BEGIN Records provided

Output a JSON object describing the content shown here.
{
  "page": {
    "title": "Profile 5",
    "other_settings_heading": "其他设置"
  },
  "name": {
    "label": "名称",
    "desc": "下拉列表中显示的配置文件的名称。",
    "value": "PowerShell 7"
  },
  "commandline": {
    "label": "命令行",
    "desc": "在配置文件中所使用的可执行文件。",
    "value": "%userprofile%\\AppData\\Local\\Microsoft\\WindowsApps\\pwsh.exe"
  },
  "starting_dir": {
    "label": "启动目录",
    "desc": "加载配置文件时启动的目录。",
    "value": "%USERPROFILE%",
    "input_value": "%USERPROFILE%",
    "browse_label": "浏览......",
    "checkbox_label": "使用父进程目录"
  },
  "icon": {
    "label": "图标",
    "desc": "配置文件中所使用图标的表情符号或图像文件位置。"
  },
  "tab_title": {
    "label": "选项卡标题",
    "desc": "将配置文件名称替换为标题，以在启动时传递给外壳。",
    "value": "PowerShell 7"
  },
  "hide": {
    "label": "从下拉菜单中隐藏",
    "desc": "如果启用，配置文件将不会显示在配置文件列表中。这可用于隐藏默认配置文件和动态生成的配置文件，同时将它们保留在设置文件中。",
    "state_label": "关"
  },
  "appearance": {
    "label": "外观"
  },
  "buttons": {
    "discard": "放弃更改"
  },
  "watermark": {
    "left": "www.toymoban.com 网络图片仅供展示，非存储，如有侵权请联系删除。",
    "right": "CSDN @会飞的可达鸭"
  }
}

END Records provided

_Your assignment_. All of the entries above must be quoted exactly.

_Task output_.
Output a JSON object describing the content shown here.
{
  "page": {
    "title": "Profile 5",
    "other_settings_heading": "其他设置"
  },
  "name": {
    "label": "名称",
    "desc": "下拉列表中显示的配置文件的名称。",
    "value": "PowerShell 7"
  },
  "commandline": {
    "label": "命令行",
    "desc": "在配置文件中所使用的可执行文件。",
    "value": "%userprofile%\\AppData\\Local\\Microsoft\\WindowsApps\\pwsh.exe"
  },
  "starting_dir": {
    "label": "启动目录",
    "desc": "加载配置文件时启动的目录。",
    "value": "%USERPROFILE%",
    "input_value": "%USERPROFILE%",
    "browse_label": "浏览......",
    "checkbox_label": "使用父进程目录"
  },
  "icon": {
    "label": "图标",
    "desc": "配置文件中所使用图标的表情符号或图像文件位置。"
  },
  "tab_title": {
    "label": "选项卡标题",
    "desc": "将配置文件名称替换为标题，以在启动时传递给外壳。",
    "value": "PowerShell 7"
  },
  "hide": {
    "label": "从下拉菜单中隐藏",
    "desc": "如果启用，配置文件将不会显示在配置文件列表中。这可用于隐藏默认配置文件和动态生成的配置文件，同时将它们保留在设置文件中。",
    "state_label": "关"
  },
  "appearance": {
    "label": "外观"
  },
  "buttons": {
    "discard": "放弃更改"
  },
  "watermark": {
    "left": "www.toymoban.com 网络图片仅供展示，非存储，如有侵权请联系删除。",
    "right": "CSDN @会飞的可达鸭"
  }
}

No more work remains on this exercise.